What evidence does Maley have that the few women in the video represent mainstream, moderate Muslim women, or that moderate Muslim women are mainstream?
Sure, mainstream Muslim women are not likely to be a threat to Ayaan Hirsi Ali’s security. Maley knows that it is Muslim men who are responsible for most violence in the name of Islam.
There were real threats of mass Muslim protests. Maley admits them in her own article, but dismisses them. On what basis?
We already know that even though Muslims represent only 2.5% of Australia’s population, they can whip up violent protests over the most minor provocation.
Who can forget the violent Muslim demonstrations around Australia about a parody video released in the US of Muhammad’s life?
It was quite reasonable for Ayaan Hirsi Ali and her security team to be concerned for her safety if similar protests were to happen. Australian police have previously refused to provide security to speakers on the political right, without being paid to do the job they are supposed to do anyway.

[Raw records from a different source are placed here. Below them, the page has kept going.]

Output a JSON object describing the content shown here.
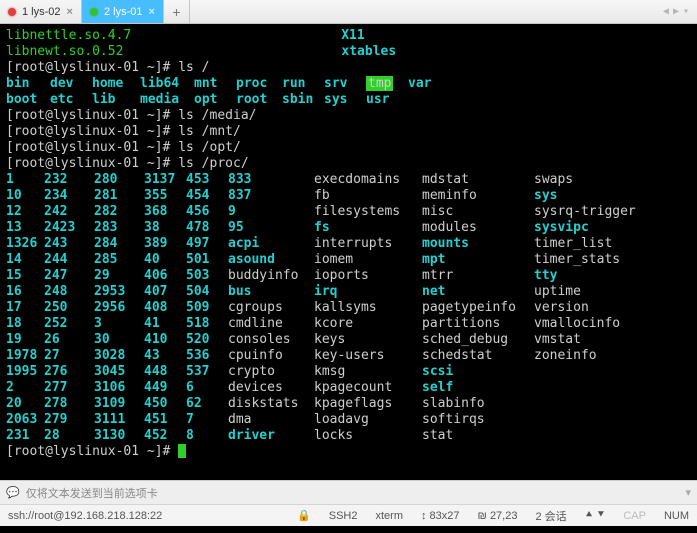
{
  "tabs": [
    {
      "indicator": "red",
      "label": "1 lys-02",
      "active": false
    },
    {
      "indicator": "green",
      "label": "2 lys-01",
      "active": true
    }
  ],
  "top_lines": [
    {
      "left": "libnettle.so.4.7",
      "right": "X11"
    },
    {
      "left": "libnewt.so.0.52",
      "right": "xtables"
    }
  ],
  "prompt": "[root@lyslinux-01 ~]#",
  "cmds": {
    "ls_root": "ls /",
    "ls_media": "ls /media/",
    "ls_mnt": "ls /mnt/",
    "ls_opt": "ls /opt/",
    "ls_proc": "ls /proc/"
  },
  "root_listing": [
    [
      "bin",
      "dev",
      "home",
      "lib64",
      "mnt",
      "proc",
      "run",
      "srv",
      "tmp",
      "var"
    ],
    [
      "boot",
      "etc",
      "lib",
      "media",
      "opt",
      "root",
      "sbin",
      "sys",
      "usr",
      ""
    ]
  ],
  "proc": [
    [
      "1",
      "232",
      "280",
      "3137",
      "453",
      "833",
      "execdomains",
      "mdstat",
      "swaps"
    ],
    [
      "10",
      "234",
      "281",
      "355",
      "454",
      "837",
      "fb",
      "meminfo",
      "sys"
    ],
    [
      "12",
      "242",
      "282",
      "368",
      "456",
      "9",
      "filesystems",
      "misc",
      "sysrq-trigger"
    ],
    [
      "13",
      "2423",
      "283",
      "38",
      "478",
      "95",
      "fs",
      "modules",
      "sysvipc"
    ],
    [
      "1326",
      "243",
      "284",
      "389",
      "497",
      "acpi",
      "interrupts",
      "mounts",
      "timer_list"
    ],
    [
      "14",
      "244",
      "285",
      "40",
      "501",
      "asound",
      "iomem",
      "mpt",
      "timer_stats"
    ],
    [
      "15",
      "247",
      "29",
      "406",
      "503",
      "buddyinfo",
      "ioports",
      "mtrr",
      "tty"
    ],
    [
      "16",
      "248",
      "2953",
      "407",
      "504",
      "bus",
      "irq",
      "net",
      "uptime"
    ],
    [
      "17",
      "250",
      "2956",
      "408",
      "509",
      "cgroups",
      "kallsyms",
      "pagetypeinfo",
      "version"
    ],
    [
      "18",
      "252",
      "3",
      "41",
      "518",
      "cmdline",
      "kcore",
      "partitions",
      "vmallocinfo"
    ],
    [
      "19",
      "26",
      "30",
      "410",
      "520",
      "consoles",
      "keys",
      "sched_debug",
      "vmstat"
    ],
    [
      "1978",
      "27",
      "3028",
      "43",
      "536",
      "cpuinfo",
      "key-users",
      "schedstat",
      "zoneinfo"
    ],
    [
      "1995",
      "276",
      "3045",
      "448",
      "537",
      "crypto",
      "kmsg",
      "scsi",
      ""
    ],
    [
      "2",
      "277",
      "3106",
      "449",
      "6",
      "devices",
      "kpagecount",
      "self",
      ""
    ],
    [
      "20",
      "278",
      "3109",
      "450",
      "62",
      "diskstats",
      "kpageflags",
      "slabinfo",
      ""
    ],
    [
      "2063",
      "279",
      "3111",
      "451",
      "7",
      "dma",
      "loadavg",
      "softirqs",
      ""
    ],
    [
      "231",
      "28",
      "3130",
      "452",
      "8",
      "driver",
      "locks",
      "stat",
      ""
    ]
  ],
  "proc_special_cyan": {
    "col5": [
      "acpi",
      "asound",
      "bus",
      "driver"
    ],
    "col6": [
      "fs",
      "irq"
    ],
    "col7": [
      "mounts",
      "mpt",
      "net",
      "scsi",
      "self"
    ],
    "col8": [
      "sys",
      "sysvipc",
      "tty"
    ]
  },
  "inputbar": {
    "label": "仅将文本发送到当前选项卡"
  },
  "status": {
    "ssh": "ssh://root@192.168.218.128:22",
    "proto": "SSH2",
    "term": "xterm",
    "size": "83x27",
    "pos": "27,23",
    "sessions": "2 会话",
    "cap": "CAP",
    "num": "NUM"
  }
}
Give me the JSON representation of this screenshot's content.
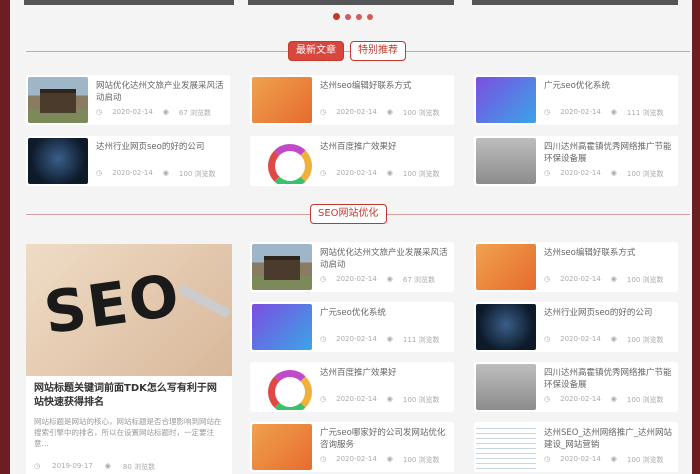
{
  "section1": {
    "tabs": [
      {
        "label": "最新文章",
        "active": true
      },
      {
        "label": "特别推荐",
        "active": false
      }
    ],
    "cards": [
      {
        "title": "网站优化达州文旅产业发展采风活动启动",
        "date": "2020-02-14",
        "views": "67 浏览数",
        "thumb": "arch"
      },
      {
        "title": "达州seo编辑好联系方式",
        "date": "2020-02-14",
        "views": "100 浏览数",
        "thumb": "orange"
      },
      {
        "title": "广元seo优化系统",
        "date": "2020-02-14",
        "views": "111 浏览数",
        "thumb": "purple"
      },
      {
        "title": "达州行业网页seo的好的公司",
        "date": "2020-02-14",
        "views": "100 浏览数",
        "thumb": "dark"
      },
      {
        "title": "达州百度推广效果好",
        "date": "2020-02-14",
        "views": "100 浏览数",
        "thumb": "wheel"
      },
      {
        "title": "四川达州高霍镇优秀网络推广节能环保设备展",
        "date": "2020-02-14",
        "views": "100 浏览数",
        "thumb": "fog"
      }
    ]
  },
  "section2": {
    "tab": "SEO网站优化",
    "feature": {
      "title": "网站标题关键词前面TDK怎么写有利于网站快速获得排名",
      "desc": "网站标题是网站的核心，网站标题是否合理影响到网站在搜索引擎中的排名，所以在设置网站标题时，一定要注意...",
      "date": "2019-09-17",
      "views": "80 浏览数"
    },
    "cards": [
      {
        "title": "网站优化达州文旅产业发展采风活动启动",
        "date": "2020-02-14",
        "views": "67 浏览数",
        "thumb": "arch"
      },
      {
        "title": "达州seo编辑好联系方式",
        "date": "2020-02-14",
        "views": "100 浏览数",
        "thumb": "orange"
      },
      {
        "title": "广元seo优化系统",
        "date": "2020-02-14",
        "views": "111 浏览数",
        "thumb": "purple"
      },
      {
        "title": "达州行业网页seo的好的公司",
        "date": "2020-02-14",
        "views": "100 浏览数",
        "thumb": "dark"
      },
      {
        "title": "达州百度推广效果好",
        "date": "2020-02-14",
        "views": "100 浏览数",
        "thumb": "wheel"
      },
      {
        "title": "四川达州高霍镇优秀网络推广节能环保设备展",
        "date": "2020-02-14",
        "views": "100 浏览数",
        "thumb": "fog"
      },
      {
        "title": "广元seo哪家好的公司发网站优化咨询服务",
        "date": "2020-02-14",
        "views": "100 浏览数",
        "thumb": "orange"
      },
      {
        "title": "达州SEO_达州网络推广_达州网站建设_网站营销",
        "date": "2020-02-14",
        "views": "100 浏览数",
        "thumb": "sheet"
      }
    ]
  },
  "colors": {
    "accent": "#d9463e",
    "frame": "#6b1f22"
  }
}
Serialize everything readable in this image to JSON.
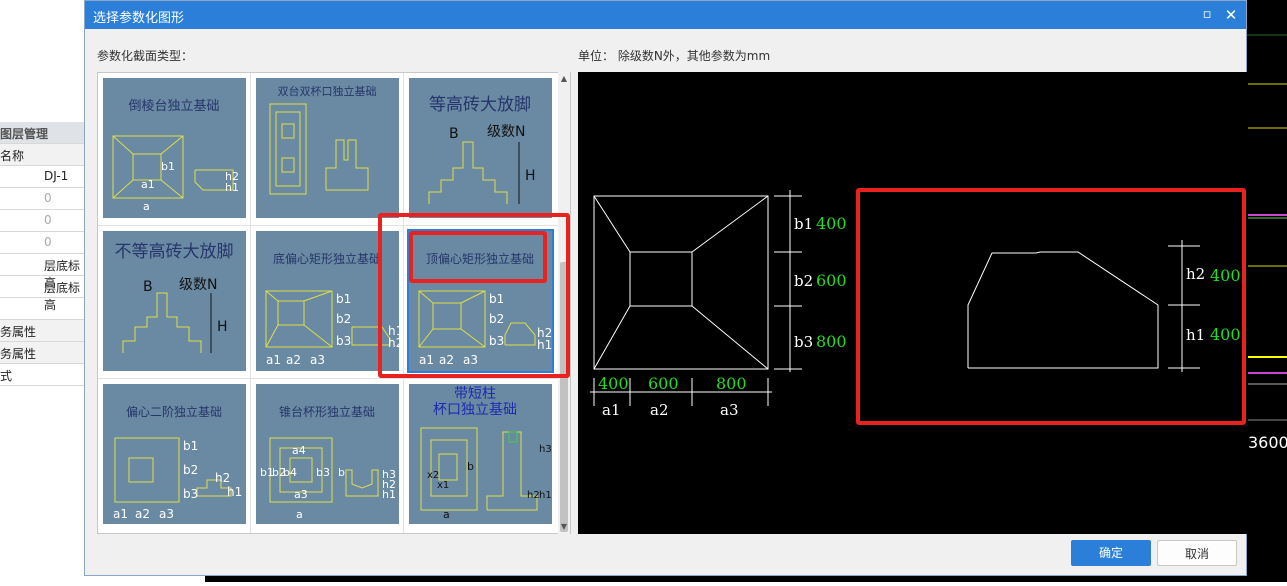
{
  "background": {
    "left_panel": {
      "header": "图层管理",
      "rows": [
        {
          "c1": "名称",
          "c2": ""
        },
        {
          "c1": "",
          "c2": "DJ-1"
        },
        {
          "c1": "",
          "c2": "0"
        },
        {
          "c1": "",
          "c2": "0"
        },
        {
          "c1": "",
          "c2": "0"
        },
        {
          "c1": "",
          "c2": "层底标高"
        },
        {
          "c1": "",
          "c2": "层底标高"
        },
        {
          "c1": "",
          "c2": ""
        },
        {
          "c1": "务属性",
          "c2": ""
        },
        {
          "c1": "务属性",
          "c2": ""
        },
        {
          "c1": "式",
          "c2": ""
        }
      ]
    },
    "right_value": "3600"
  },
  "dialog": {
    "title": "选择参数化图形",
    "left_label": "参数化截面类型：",
    "unit_label": "单位：  除级数N外，其他参数为mm",
    "ok_label": "确定",
    "cancel_label": "取消",
    "accent_color": "#2b7fd9",
    "highlight_color": "#e8221f"
  },
  "thumbnails": [
    {
      "title": "倒棱台独立基础",
      "labels": {
        "b1": "b1",
        "a1": "a1",
        "a": "a",
        "h2": "h2",
        "h1": "h1"
      }
    },
    {
      "title": "双台双杯口独立基础",
      "labels": {}
    },
    {
      "title": "等高砖大放脚",
      "labels": {
        "B": "B",
        "n": "级数N",
        "H": "H"
      }
    },
    {
      "title": "不等高砖大放脚",
      "labels": {
        "B": "B",
        "n": "级数N",
        "H": "H"
      }
    },
    {
      "title": "底偏心矩形独立基础",
      "labels": {
        "b1": "b1",
        "b2": "b2",
        "b3": "b3",
        "a1": "a1",
        "a2": "a2",
        "a3": "a3",
        "h1": "h1",
        "h2": "h2"
      }
    },
    {
      "title": "顶偏心矩形独立基础",
      "labels": {
        "b1": "b1",
        "b2": "b2",
        "b3": "b3",
        "a1": "a1",
        "a2": "a2",
        "a3": "a3",
        "h1": "h1",
        "h2": "h2"
      }
    },
    {
      "title": "偏心二阶独立基础",
      "labels": {
        "b1": "b1",
        "b2": "b2",
        "b3": "b3",
        "a1": "a1",
        "a2": "a2",
        "a3": "a3",
        "h1": "h1",
        "h2": "h2"
      }
    },
    {
      "title": "锥台杯形独立基础",
      "labels": {
        "b1": "b1",
        "b2": "b2",
        "b3": "b3",
        "b4": "b4",
        "a": "a",
        "a3": "a3",
        "a4": "a4",
        "b": "b",
        "h1": "h1",
        "h2": "h2",
        "h3": "h3"
      }
    },
    {
      "title": "带短柱杯口独立基础",
      "title_line1": "带短柱",
      "title_line2": "杯口独立基础",
      "labels": {
        "a": "a",
        "b": "b",
        "x1": "x1",
        "x2": "x2",
        "h1": "h1",
        "h2": "h2",
        "h3": "h3"
      }
    }
  ],
  "preview": {
    "plan": {
      "b1_label": "b1",
      "b1_value": "400",
      "b2_label": "b2",
      "b2_value": "600",
      "b3_label": "b3",
      "b3_value": "800",
      "a1_label": "a1",
      "a1_value": "400",
      "a2_label": "a2",
      "a2_value": "600",
      "a3_label": "a3",
      "a3_value": "800"
    },
    "section": {
      "h2_label": "h2",
      "h2_value": "400",
      "h1_label": "h1",
      "h1_value": "400"
    },
    "value_color": "#22dd22"
  }
}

As a senior journalist and former member of the Canberra press gallery, Jacqueline Maley would have known this. Maley would also have been aware of previous attempts to stop people from attending events which feature conservative speakers, by far left protestors.
Maley used the thoroughly discredited Southern Policy Law Centre to support her view that Ayaan Hirsi Ali is a bigot, then dismissed the idea that Hirsi Ali would have any real security concerns — despite activist Muslims making threats, and creating a public campaign to stir up Muslims against Hirsi Ali.
Many left-leaning journalists like Maley have unquestioningly accepted the SPLC’s ‘hate lists’ because it fitted their ideological bias. The only way to stop the SPLC, says The Washington Post’s Marc Thiessen, is if people stop giving it money and the media stop quoting it or taking it seriously. The SPLC once did important work fighting the Ku Klux Klan. But when it declares Maajid Nawaz, the Family Research Council, Ben Carson and Charles Murray as moral equivalents of the Klan, it loses all integrity and credibility.
Perhaps Maley would have been more circumspect on this topic if she was on a death list herself, and had suffered previous attempts on her life?
There is no doubt that Maley owes Hirsi Ali and her readers an apology for completely misleading them about the threats to Hirsi Ali’s security, and about Hirsi Ali’ personal reputation, by sloppily referring to the SPLC’s 2016 “Field Guide to Anti-Islam Extremists.”
Don’t hold your breath.